__Work instructions__.
You are asked to filter the data below and copy every line holding "time".

Data excerpts
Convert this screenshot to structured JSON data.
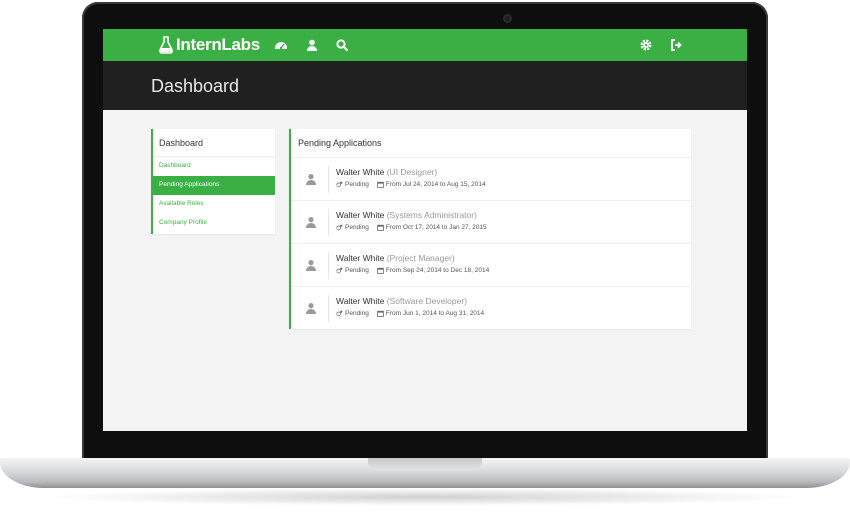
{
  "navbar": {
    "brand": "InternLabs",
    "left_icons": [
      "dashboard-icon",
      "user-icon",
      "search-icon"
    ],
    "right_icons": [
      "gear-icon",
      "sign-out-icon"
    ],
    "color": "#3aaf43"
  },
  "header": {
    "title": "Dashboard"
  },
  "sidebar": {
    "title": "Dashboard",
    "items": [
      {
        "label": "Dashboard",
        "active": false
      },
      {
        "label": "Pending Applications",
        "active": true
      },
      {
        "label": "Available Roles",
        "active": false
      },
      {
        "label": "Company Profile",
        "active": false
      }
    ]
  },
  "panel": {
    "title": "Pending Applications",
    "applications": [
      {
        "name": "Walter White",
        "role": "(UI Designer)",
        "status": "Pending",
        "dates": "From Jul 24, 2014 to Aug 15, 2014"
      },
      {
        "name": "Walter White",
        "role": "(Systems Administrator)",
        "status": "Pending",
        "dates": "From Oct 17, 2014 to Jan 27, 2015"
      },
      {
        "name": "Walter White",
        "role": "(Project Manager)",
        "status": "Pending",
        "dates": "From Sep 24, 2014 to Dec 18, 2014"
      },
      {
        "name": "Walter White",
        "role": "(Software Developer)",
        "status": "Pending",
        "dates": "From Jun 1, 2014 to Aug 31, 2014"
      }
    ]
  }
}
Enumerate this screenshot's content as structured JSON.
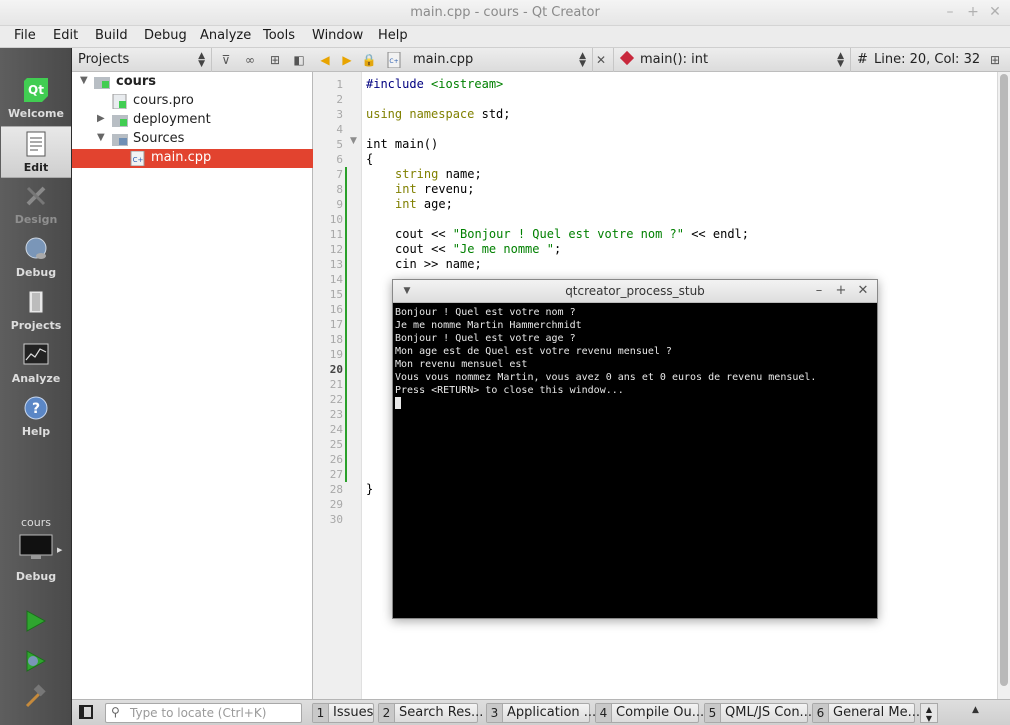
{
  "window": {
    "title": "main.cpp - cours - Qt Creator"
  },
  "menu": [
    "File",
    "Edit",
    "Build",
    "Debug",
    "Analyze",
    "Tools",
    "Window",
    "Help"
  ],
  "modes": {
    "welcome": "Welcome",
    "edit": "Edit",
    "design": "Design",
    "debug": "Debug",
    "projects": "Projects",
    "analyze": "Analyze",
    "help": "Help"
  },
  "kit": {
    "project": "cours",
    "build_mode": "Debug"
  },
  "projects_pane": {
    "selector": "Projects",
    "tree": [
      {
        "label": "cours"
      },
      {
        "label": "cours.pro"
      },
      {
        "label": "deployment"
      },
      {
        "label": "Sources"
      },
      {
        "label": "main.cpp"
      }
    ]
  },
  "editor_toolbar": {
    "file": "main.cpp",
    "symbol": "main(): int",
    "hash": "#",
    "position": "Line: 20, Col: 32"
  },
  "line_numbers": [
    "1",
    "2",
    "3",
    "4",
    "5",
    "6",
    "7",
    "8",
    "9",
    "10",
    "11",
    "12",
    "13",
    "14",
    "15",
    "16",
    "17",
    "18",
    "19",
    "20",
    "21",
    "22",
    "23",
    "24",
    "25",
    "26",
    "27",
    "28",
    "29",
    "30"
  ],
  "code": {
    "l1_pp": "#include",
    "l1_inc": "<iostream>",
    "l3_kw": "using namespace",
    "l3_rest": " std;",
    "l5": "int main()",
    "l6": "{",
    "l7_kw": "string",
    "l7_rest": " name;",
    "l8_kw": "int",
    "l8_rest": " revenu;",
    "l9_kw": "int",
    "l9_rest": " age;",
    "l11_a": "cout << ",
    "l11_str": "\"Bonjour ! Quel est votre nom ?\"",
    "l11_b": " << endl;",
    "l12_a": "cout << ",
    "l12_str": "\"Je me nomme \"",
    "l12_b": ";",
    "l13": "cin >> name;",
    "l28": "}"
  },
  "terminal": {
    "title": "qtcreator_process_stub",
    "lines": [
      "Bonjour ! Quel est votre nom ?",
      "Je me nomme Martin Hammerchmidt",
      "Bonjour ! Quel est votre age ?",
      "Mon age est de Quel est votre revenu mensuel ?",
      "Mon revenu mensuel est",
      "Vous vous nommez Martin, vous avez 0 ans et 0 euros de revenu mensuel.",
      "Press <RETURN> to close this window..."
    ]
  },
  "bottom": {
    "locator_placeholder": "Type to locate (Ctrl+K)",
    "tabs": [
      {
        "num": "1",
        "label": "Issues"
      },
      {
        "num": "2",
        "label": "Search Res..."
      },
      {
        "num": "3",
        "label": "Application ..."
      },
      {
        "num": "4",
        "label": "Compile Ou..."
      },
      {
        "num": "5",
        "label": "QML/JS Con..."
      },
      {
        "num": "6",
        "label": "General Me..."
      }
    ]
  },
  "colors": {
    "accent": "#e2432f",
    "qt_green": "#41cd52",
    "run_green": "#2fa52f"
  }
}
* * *
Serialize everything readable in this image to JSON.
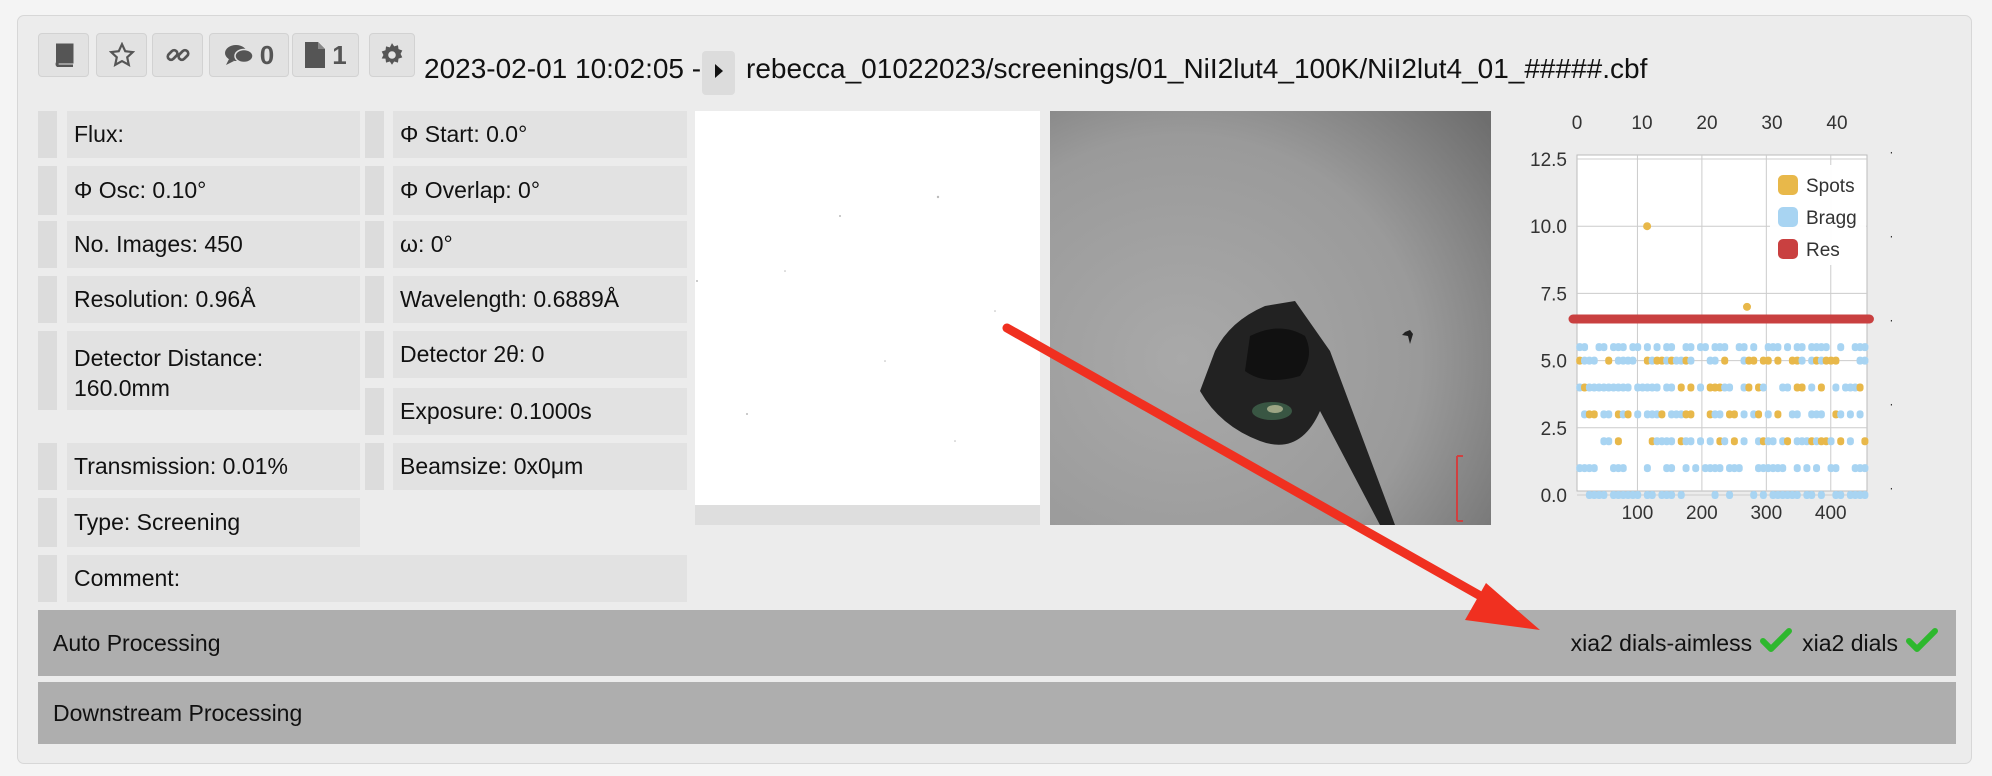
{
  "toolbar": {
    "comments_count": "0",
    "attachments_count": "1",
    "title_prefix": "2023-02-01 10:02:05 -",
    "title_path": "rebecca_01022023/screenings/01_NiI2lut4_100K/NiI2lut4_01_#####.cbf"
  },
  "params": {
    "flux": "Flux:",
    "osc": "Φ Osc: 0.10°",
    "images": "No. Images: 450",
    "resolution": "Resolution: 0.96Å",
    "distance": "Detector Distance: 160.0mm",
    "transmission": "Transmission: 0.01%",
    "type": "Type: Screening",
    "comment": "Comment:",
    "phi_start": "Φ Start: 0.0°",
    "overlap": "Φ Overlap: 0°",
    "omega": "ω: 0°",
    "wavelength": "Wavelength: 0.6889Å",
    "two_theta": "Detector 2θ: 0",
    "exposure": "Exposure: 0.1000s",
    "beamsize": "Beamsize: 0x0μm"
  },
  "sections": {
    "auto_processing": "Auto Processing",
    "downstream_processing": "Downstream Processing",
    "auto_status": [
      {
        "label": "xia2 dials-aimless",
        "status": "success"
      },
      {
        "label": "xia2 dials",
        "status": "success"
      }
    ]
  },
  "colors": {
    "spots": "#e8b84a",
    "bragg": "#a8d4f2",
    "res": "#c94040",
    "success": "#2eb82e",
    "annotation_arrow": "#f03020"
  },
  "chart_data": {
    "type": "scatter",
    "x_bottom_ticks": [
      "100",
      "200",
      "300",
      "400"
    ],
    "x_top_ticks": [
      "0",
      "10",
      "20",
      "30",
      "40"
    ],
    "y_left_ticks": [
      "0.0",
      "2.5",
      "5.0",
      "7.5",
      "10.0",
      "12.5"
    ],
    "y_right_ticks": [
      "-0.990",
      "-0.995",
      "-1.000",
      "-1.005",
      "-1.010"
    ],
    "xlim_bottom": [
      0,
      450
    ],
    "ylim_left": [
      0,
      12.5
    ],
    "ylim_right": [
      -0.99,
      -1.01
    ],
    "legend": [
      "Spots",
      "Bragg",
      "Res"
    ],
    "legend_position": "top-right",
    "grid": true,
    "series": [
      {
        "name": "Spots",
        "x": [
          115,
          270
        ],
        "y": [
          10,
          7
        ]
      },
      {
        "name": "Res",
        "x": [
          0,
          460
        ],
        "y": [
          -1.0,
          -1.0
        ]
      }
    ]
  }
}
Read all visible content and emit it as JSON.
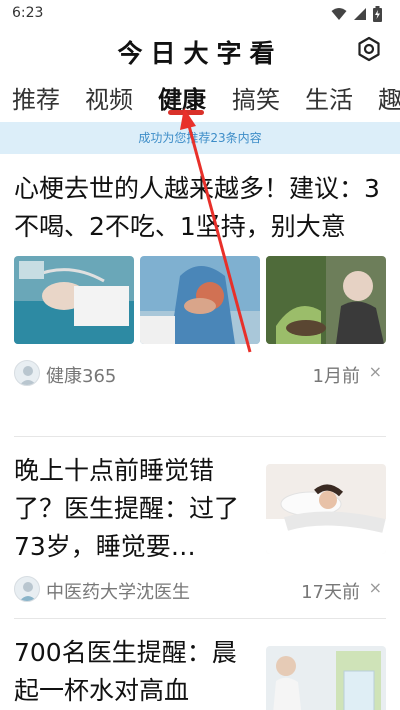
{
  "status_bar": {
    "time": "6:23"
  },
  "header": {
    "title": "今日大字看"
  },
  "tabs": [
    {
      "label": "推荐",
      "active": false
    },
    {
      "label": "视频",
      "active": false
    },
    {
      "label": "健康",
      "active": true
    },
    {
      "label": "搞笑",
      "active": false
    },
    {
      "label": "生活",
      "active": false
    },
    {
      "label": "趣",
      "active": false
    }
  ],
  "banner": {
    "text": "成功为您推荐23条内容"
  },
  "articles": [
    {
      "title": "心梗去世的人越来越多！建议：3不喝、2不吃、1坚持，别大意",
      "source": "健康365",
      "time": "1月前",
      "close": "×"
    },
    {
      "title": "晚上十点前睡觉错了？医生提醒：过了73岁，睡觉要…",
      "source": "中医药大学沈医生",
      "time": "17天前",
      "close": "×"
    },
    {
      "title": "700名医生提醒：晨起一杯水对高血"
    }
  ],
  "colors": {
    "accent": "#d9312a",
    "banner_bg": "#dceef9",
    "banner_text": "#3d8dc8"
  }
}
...
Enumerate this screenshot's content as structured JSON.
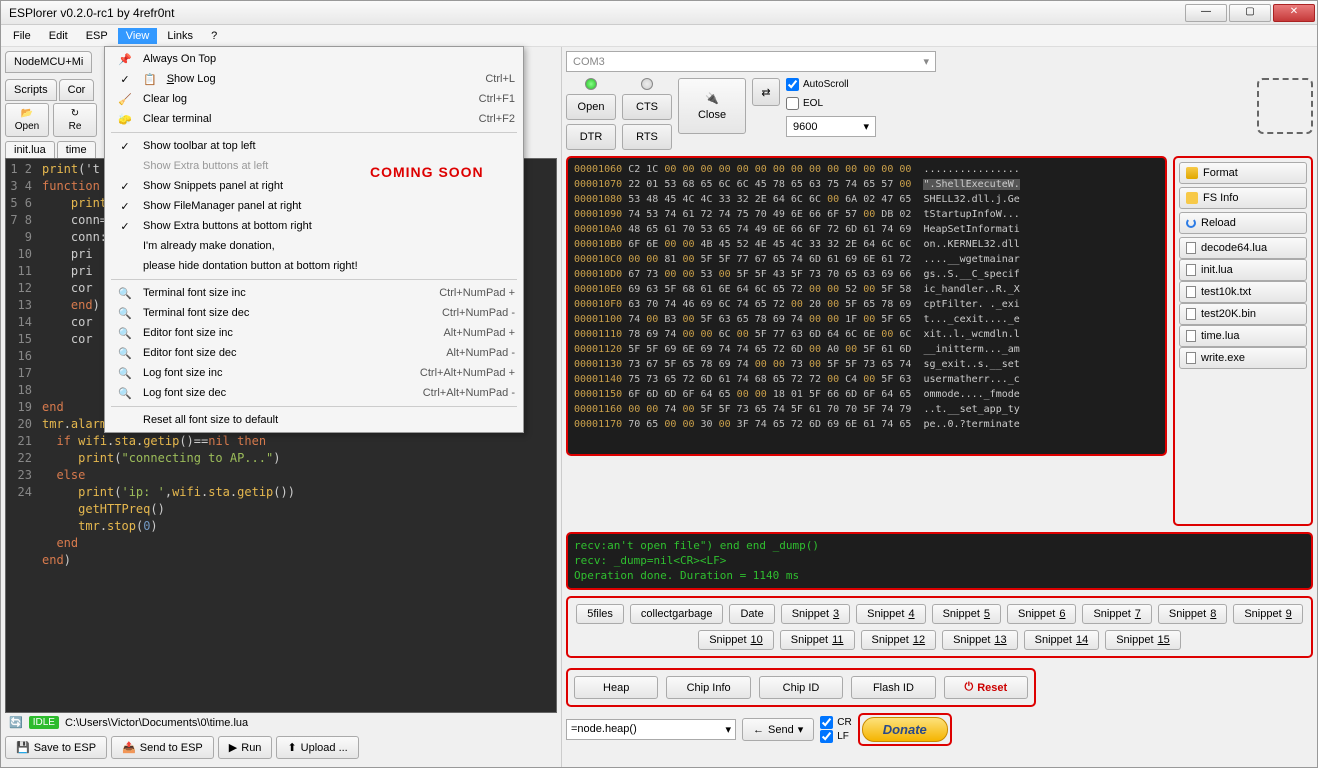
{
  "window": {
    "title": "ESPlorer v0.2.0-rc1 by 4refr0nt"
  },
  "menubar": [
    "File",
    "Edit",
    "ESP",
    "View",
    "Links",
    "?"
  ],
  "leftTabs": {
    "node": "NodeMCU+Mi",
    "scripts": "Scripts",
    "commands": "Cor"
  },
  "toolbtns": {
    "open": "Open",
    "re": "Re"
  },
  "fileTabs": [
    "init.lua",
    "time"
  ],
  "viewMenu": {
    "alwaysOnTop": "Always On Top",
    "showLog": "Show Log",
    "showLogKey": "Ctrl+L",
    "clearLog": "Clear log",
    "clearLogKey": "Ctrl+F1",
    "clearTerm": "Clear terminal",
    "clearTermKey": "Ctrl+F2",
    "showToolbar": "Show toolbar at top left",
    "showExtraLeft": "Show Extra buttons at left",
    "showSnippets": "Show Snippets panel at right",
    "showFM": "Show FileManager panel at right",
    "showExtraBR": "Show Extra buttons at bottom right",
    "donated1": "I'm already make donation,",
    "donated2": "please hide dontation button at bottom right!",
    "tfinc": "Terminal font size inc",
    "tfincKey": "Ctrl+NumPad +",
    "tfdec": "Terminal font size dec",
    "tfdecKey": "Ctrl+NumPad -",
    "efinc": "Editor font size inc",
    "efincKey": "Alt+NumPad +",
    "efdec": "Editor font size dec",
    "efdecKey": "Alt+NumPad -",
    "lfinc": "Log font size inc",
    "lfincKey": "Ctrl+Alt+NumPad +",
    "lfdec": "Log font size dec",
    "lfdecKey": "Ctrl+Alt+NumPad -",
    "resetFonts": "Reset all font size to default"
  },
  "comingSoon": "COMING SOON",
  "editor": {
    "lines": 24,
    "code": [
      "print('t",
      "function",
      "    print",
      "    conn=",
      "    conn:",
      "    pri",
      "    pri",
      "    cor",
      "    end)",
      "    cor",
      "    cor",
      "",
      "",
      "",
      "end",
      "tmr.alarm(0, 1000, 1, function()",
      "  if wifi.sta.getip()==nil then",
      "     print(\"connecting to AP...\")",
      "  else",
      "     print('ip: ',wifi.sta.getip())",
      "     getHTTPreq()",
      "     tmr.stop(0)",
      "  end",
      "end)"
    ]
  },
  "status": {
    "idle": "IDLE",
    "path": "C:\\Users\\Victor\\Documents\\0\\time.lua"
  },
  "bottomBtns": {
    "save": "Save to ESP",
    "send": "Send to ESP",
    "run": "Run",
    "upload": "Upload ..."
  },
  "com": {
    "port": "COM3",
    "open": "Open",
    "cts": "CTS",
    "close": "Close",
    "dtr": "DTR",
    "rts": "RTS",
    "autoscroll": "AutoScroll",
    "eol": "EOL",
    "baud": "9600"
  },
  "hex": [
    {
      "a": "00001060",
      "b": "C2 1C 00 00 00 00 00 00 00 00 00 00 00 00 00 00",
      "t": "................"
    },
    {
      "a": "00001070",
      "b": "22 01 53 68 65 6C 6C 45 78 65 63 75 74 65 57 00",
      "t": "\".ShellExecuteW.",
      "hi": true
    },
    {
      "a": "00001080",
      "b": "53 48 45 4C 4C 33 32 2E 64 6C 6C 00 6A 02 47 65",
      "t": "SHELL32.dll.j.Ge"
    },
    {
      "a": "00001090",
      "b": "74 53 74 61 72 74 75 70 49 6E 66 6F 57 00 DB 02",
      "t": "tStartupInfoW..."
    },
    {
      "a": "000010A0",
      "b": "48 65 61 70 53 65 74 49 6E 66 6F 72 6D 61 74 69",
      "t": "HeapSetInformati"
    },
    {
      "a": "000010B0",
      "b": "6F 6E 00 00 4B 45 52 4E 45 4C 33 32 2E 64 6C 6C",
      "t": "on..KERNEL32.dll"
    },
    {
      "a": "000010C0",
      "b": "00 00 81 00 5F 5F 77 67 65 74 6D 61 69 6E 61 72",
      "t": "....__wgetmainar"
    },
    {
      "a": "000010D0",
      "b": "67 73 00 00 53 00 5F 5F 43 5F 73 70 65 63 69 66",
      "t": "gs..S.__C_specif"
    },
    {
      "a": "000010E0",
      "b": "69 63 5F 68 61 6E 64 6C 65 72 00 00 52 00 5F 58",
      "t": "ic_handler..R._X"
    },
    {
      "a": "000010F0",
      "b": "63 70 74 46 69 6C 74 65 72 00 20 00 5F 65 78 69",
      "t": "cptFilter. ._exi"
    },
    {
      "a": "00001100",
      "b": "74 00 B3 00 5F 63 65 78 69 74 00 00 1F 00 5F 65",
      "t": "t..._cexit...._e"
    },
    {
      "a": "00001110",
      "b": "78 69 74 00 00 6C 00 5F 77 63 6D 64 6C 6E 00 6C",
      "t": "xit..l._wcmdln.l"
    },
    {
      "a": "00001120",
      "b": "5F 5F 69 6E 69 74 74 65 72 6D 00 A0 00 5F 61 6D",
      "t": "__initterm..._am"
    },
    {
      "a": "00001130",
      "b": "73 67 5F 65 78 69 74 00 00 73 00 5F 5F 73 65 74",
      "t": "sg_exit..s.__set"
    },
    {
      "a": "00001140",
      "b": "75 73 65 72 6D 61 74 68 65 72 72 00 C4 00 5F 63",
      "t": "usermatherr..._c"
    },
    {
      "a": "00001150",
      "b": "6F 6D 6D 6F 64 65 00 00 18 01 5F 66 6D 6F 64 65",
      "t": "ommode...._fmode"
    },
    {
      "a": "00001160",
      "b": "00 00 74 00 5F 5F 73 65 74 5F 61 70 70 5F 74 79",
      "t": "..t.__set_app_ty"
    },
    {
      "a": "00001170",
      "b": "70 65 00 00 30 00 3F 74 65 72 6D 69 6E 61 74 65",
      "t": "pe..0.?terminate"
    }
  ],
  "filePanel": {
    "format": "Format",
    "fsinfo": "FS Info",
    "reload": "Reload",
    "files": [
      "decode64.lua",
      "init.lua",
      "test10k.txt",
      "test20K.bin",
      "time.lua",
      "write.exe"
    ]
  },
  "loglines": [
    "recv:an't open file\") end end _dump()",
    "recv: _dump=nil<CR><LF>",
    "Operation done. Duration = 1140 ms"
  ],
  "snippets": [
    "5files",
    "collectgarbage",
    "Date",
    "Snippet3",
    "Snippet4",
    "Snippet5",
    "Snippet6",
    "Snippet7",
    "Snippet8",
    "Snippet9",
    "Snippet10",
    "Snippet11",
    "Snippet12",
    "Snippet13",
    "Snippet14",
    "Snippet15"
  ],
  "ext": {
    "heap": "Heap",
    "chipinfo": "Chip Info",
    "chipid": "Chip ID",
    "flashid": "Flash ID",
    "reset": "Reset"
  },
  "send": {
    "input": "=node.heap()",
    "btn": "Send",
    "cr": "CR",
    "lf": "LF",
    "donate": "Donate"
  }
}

__Answer to this problem__.
    "time": "6:23"
      "time": "1月前",
      "time": "17天前",
    "time"
    "path": "C:\\Users\\Victor\\Documents\\0\\time.lua"
      "time.lua",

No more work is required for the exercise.